- Ask specific questions: I learned a long time ago that “how was school?” usually garners a “good”. Now I ask about who they played with at recess and what special they had. When they tell me they switched for reading class (what?!?) I ask what they did first and second after they changed classrooms. I get to the nitty gritty. It helps that I know what should happen in a classroom, but anyone can quickly figure out a general schedule and ask about each class and each kid you care to know about.

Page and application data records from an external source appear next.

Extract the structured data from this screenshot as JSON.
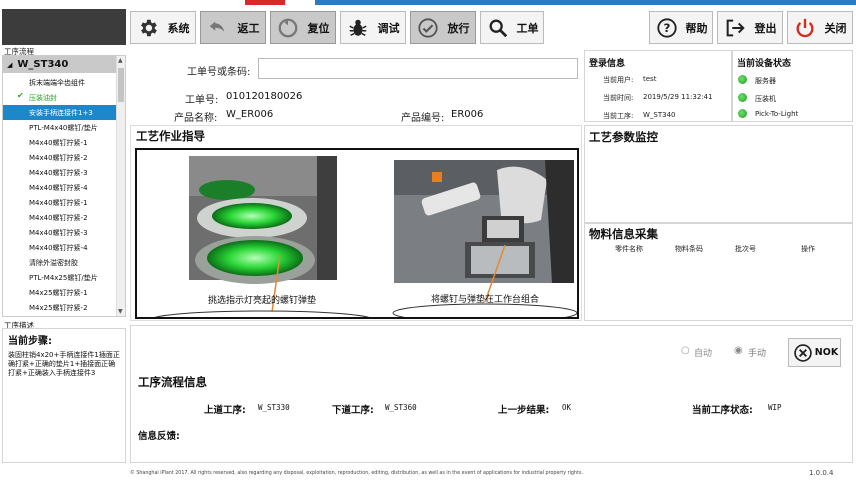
{
  "toolbar": {
    "system_label": "系统",
    "rework_label": "返工",
    "reset_label": "复位",
    "debug_label": "调试",
    "release_label": "放行",
    "order_label": "工单",
    "help_label": "帮助",
    "logout_label": "登出",
    "close_label": "关闭"
  },
  "process_tree": {
    "caption": "工序流程",
    "root": "W_ST340",
    "items": [
      "拆末端端伞齿组件",
      "压装油封",
      "安装手柄连接件1+3",
      "PTL-M4x40螺钉/垫片",
      "M4x40螺钉拧紧-1",
      "M4x40螺钉拧紧-2",
      "M4x40螺钉拧紧-3",
      "M4x40螺钉拧紧-4",
      "M4x40螺钉拧紧-1",
      "M4x40螺钉拧紧-2",
      "M4x40螺钉拧紧-3",
      "M4x40螺钉拧紧-4",
      "清除外溢密封胶",
      "PTL-M4x25螺钉/垫片",
      "M4x25螺钉拧紧-1",
      "M4x25螺钉拧紧-2"
    ]
  },
  "order_info": {
    "barcode_label": "工单号或条码:",
    "barcode_value": "",
    "order_no_label": "工单号:",
    "order_no_value": "010120180026",
    "product_name_label": "产品名称:",
    "product_name_value": "W_ER006",
    "product_no_label": "产品编号:",
    "product_no_value": "ER006"
  },
  "login_info": {
    "title": "登录信息",
    "user_label": "当前用户:",
    "user_value": "test",
    "time_label": "当前时间:",
    "time_value": "2019/5/29 11:32:41",
    "station_label": "当前工序:",
    "station_value": "W_ST340"
  },
  "device_status": {
    "title": "当前设备状态",
    "items": [
      "服务器",
      "压装机",
      "Pick-To-Light"
    ],
    "color": "#22aa22"
  },
  "work_instruction": {
    "title": "工艺作业指导",
    "caption_left": "挑选指示灯亮起的螺钉弹垫",
    "caption_right": "将螺钉与弹垫在工作台组合"
  },
  "param_monitor": {
    "title": "工艺参数监控"
  },
  "material": {
    "title": "物料信息采集",
    "columns": [
      "零件名称",
      "物料条码",
      "批次号",
      "操作"
    ]
  },
  "step_desc": {
    "caption": "工序描述",
    "title": "当前步骤:",
    "text": "装固柱销4x20+手柄连接件1插面正确打紧+正确的垫片1+插接面正确打紧+正确装入手柄连接件3"
  },
  "mode": {
    "auto_label": "自动",
    "manual_label": "手动",
    "selected": "manual",
    "nok_label": "NOK"
  },
  "flow_info": {
    "title": "工序流程信息",
    "prev_label": "上道工序:",
    "prev_value": "W_ST330",
    "next_label": "下道工序:",
    "next_value": "W_ST360",
    "last_result_label": "上一步结果:",
    "last_result_value": "OK",
    "status_label": "当前工序状态:",
    "status_value": "WIP",
    "feedback_label": "信息反馈:"
  },
  "footer": {
    "copyright": "© Shanghai iPlant 2017. All rights reserved, also regarding any disposal, exploitation, reproduction, editing, distribution, as well as in the event of applications for industrial property rights.",
    "version": "1.0.0.4"
  },
  "colors": {
    "accent_blue": "#1d87c9",
    "stripe_red": "#d92a2a",
    "stripe_blue": "#2f78c4",
    "power_red": "#d62b1f"
  }
}
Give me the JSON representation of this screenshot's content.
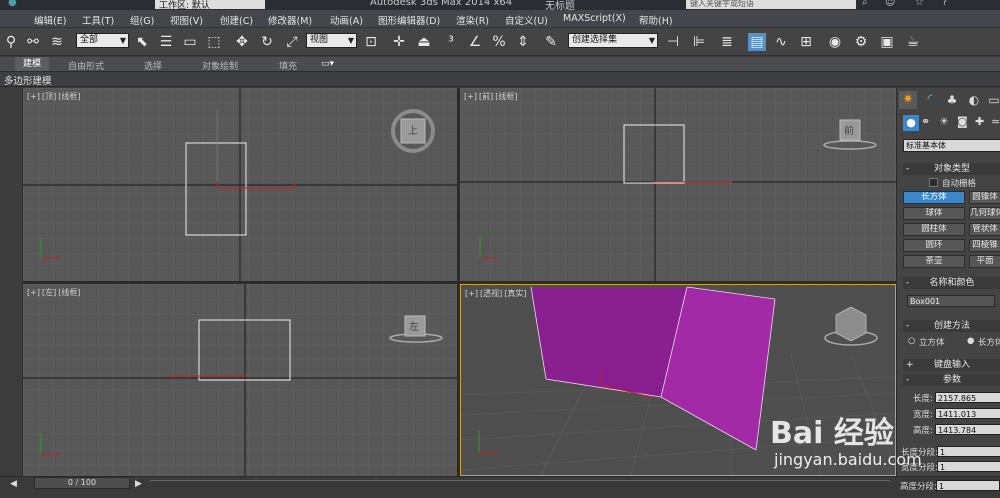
{
  "window": {
    "workspace": "工作区: 默认",
    "title": "Autodesk 3ds Max  2014 x64",
    "doc_title": "无标题",
    "search_placeholder": "键入关键字或短语"
  },
  "menu": [
    "编辑(E)",
    "工具(T)",
    "组(G)",
    "视图(V)",
    "创建(C)",
    "修改器(M)",
    "动画(A)",
    "图形编辑器(D)",
    "渲染(R)",
    "自定义(U)",
    "MAXScript(X)",
    "帮助(H)"
  ],
  "toolbar": {
    "selection_filter": "全部",
    "ref_coord": "视图",
    "named_selection": "创建选择集"
  },
  "ribbon": {
    "tabs": [
      "建模",
      "自由形式",
      "选择",
      "对象绘制",
      "填充"
    ],
    "active_tab": "建模",
    "sub_label": "多边形建模"
  },
  "viewports": {
    "top": {
      "plus": "[+]",
      "view": "[顶]",
      "shade": "[线框]"
    },
    "front": {
      "plus": "[+]",
      "view": "[前]",
      "shade": "[线框]"
    },
    "left": {
      "plus": "[+]",
      "view": "[左]",
      "shade": "[线框]"
    },
    "persp": {
      "plus": "[+]",
      "view": "[透视]",
      "shade": "[真实]"
    },
    "viewcube_top": "上",
    "viewcube_front": "前",
    "viewcube_left": "左"
  },
  "command_panel": {
    "category": "标准基本体",
    "object_type_header": "对象类型",
    "autogrid": "自动栅格",
    "buttons": [
      "长方体",
      "圆锥体",
      "球体",
      "几何球体",
      "圆柱体",
      "管状体",
      "圆环",
      "四棱锥",
      "茶壶",
      "平面"
    ],
    "active_button": "长方体",
    "name_color_header": "名称和颜色",
    "object_name": "Box001",
    "creation_method_header": "创建方法",
    "method_cube": "立方体",
    "method_box": "长方体",
    "keyboard_entry_header": "键盘输入",
    "parameters_header": "参数",
    "length_label": "长度:",
    "length_value": "2157.865",
    "width_label": "宽度:",
    "width_value": "1411.013",
    "height_label": "高度:",
    "height_value": "1413.784",
    "length_segs_label": "长度分段:",
    "length_segs_value": "1",
    "width_segs_label": "宽度分段:",
    "width_segs_value": "1",
    "height_segs_label": "高度分段:",
    "height_segs_value": "1"
  },
  "status": {
    "time_slider": "0 / 100"
  },
  "watermark": {
    "brand": "Bai 经验",
    "url": "jingyan.baidu.com"
  },
  "colors": {
    "box_front": "#8a1f8f",
    "box_side": "#a32aa7",
    "box_top": "#b735b7",
    "active_button": "#3d87c9",
    "viewport_bg": "#585858"
  }
}
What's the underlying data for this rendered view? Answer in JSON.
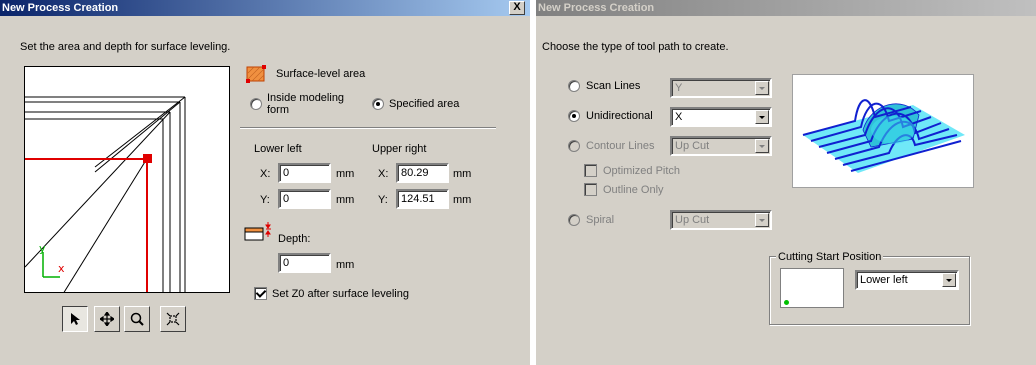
{
  "window1": {
    "title": "New Process Creation",
    "close_label": "X",
    "instruction": "Set the area and depth for surface leveling.",
    "surface_area_label": "Surface-level area",
    "radio_inside_label": "Inside modeling form",
    "radio_specified_label": "Specified area",
    "lower_left": {
      "heading": "Lower left",
      "x_label": "X:",
      "x_value": "0",
      "y_label": "Y:",
      "y_value": "0"
    },
    "upper_right": {
      "heading": "Upper right",
      "x_label": "X:",
      "x_value": "80.29",
      "y_label": "Y:",
      "y_value": "124.51"
    },
    "unit": "mm",
    "depth_label": "Depth:",
    "depth_value": "0",
    "set_z0_label": "Set Z0 after surface leveling",
    "axis_labels": {
      "y": "y",
      "x": "x"
    },
    "icons": [
      "select-arrow-icon",
      "pan-icon",
      "zoom-icon",
      "fit-view-icon"
    ]
  },
  "window2": {
    "title": "New Process Creation",
    "instruction": "Choose the type of tool path to create.",
    "scan_lines_label": "Scan Lines",
    "scan_lines_value": "Y",
    "unidirectional_label": "Unidirectional",
    "unidirectional_value": "X",
    "contour_lines_label": "Contour Lines",
    "contour_lines_value": "Up Cut",
    "optimized_pitch_label": "Optimized Pitch",
    "outline_only_label": "Outline Only",
    "spiral_label": "Spiral",
    "spiral_value": "Up Cut",
    "cutting_start_label": "Cutting Start Position",
    "cutting_start_value": "Lower left"
  },
  "colors": {
    "dialog_bg": "#d4d0c8",
    "active_title": "#0a246a",
    "area_red": "#e00000",
    "preview_cyan": "#40e0f0",
    "preview_blue": "#1020d0",
    "start_dot": "#00c000"
  }
}
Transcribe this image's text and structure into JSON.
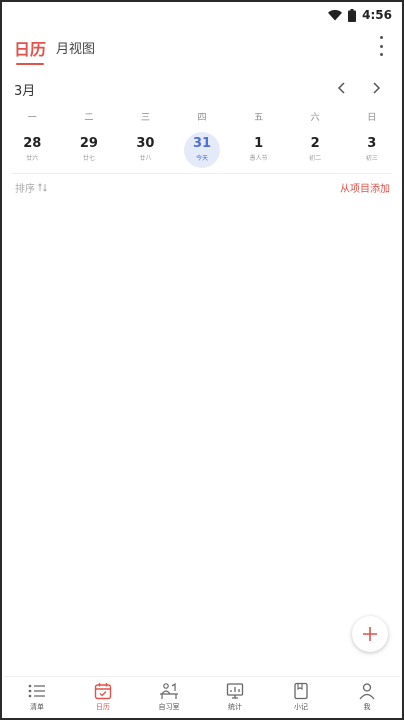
{
  "status_bar": {
    "time": "4:56"
  },
  "header": {
    "tab_day": "日历",
    "tab_month": "月视图"
  },
  "month_row": {
    "month": "3月"
  },
  "weekdays": [
    "一",
    "二",
    "三",
    "四",
    "五",
    "六",
    "日"
  ],
  "dates": [
    {
      "num": "28",
      "sub": "廿六"
    },
    {
      "num": "29",
      "sub": "廿七"
    },
    {
      "num": "30",
      "sub": "廿八"
    },
    {
      "num": "31",
      "sub": "今天"
    },
    {
      "num": "1",
      "sub": "愚人节"
    },
    {
      "num": "2",
      "sub": "初二"
    },
    {
      "num": "3",
      "sub": "初三"
    }
  ],
  "sort_row": {
    "sort_label": "排序",
    "add_label": "从项目添加"
  },
  "bottom_nav": [
    {
      "label": "清单",
      "icon": "list-icon"
    },
    {
      "label": "日历",
      "icon": "calendar-icon"
    },
    {
      "label": "自习室",
      "icon": "study-room-icon"
    },
    {
      "label": "统计",
      "icon": "stats-icon"
    },
    {
      "label": "小记",
      "icon": "note-icon"
    },
    {
      "label": "我",
      "icon": "profile-icon"
    }
  ],
  "colors": {
    "accent": "#e0524a",
    "today_bg": "#e4eaf8",
    "today_text": "#4f6fd1"
  }
}
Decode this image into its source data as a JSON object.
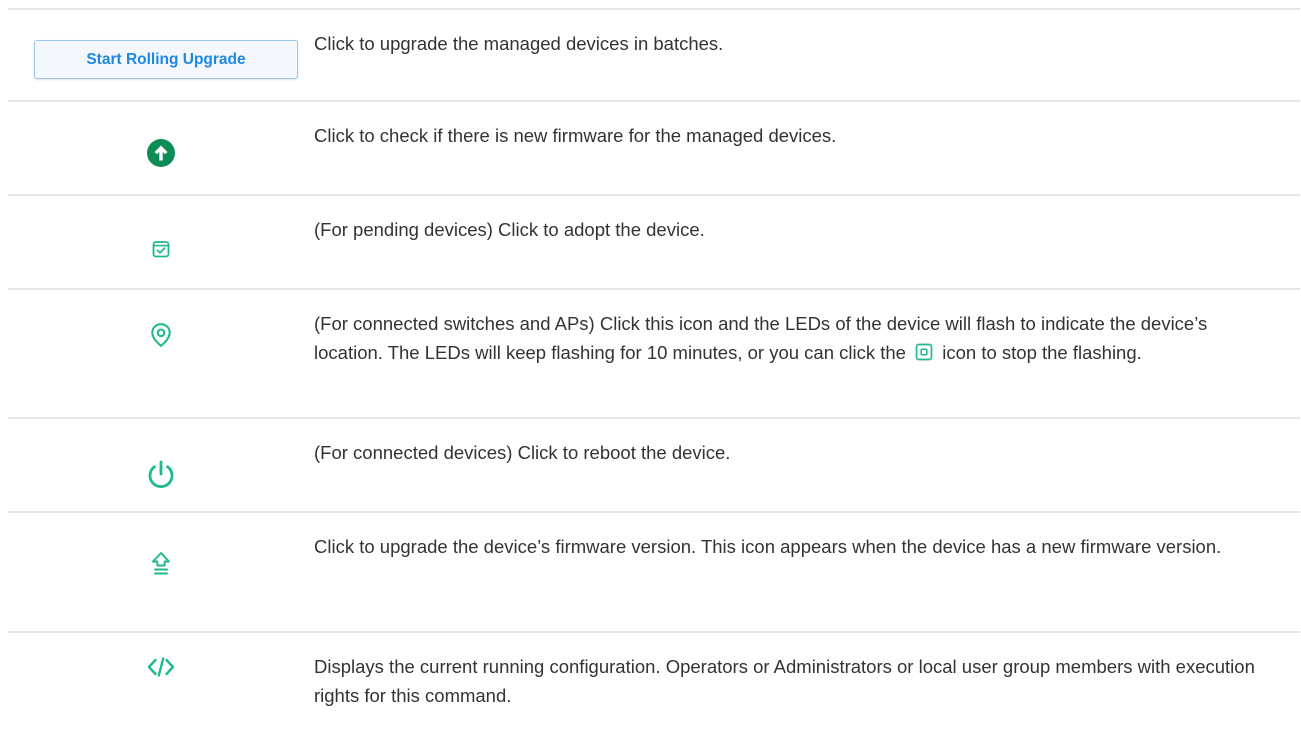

- Eat dinner together or put them to bed every single night: It is well documented here how important I think dinner together is. Also, at bedtime their defenses are low and they’re often ready to share or unload with whomever has the joy of that snuggle time. Around here, dad often does bedtime as he’s not around for dinner and he and I are both desperate for him to have face time with the kids ever day. He gets great stuff from them at bedtime. At dinner, I listen as each kid tells their best and worst moment of the day. This helps with not only more of what they did, but any problem that may have come up that they might not share without specific prompting. I have learned about some conflicts with teachers, other kids and themselves with these worst moments. Yesterday, there were so many bests, like art class and switching for reading, (huh?) that we never got to any worsts but isn’t that what we want anyway?
- Finally, be a fly on the wall. Much of the information I get is caught off hand when they’re not sure I’m listening. As a parent you have to be a very strategic listener. My kids are pretty good friends with each other these days so I try to pay attention when they’re talking together. I give them chores to help clean the kitchen after dinner now ( a genius move!) and when they’re cleaning I catch some great stuff, like this gem:
“F, today in school we were talking about our five senses and how we use them. My teacher asked what are some things you don’t like to smell with that one sense and you know what one kid said? Are you ready? He said, BUTTS. Isn’t that hilarious?” (Yes, he said hilarious. Guilty as charged for my overuse of the word.)
Tomorrow’s post will be how not to laugh when your kid uses impeccable comic timing with a butt joke. Oh, wait, I can’t actually write that post because I don’t know the answer. I laughed out loud. I’m sorry. It was hilarious!
Maybe I actually shouldn’t listen so hard next time.
Happy School Year!
P.S. Looking for more parenting guidance and tips for self-care? Check out From Chaos to Calm a guided training to help you feel better in this tough season.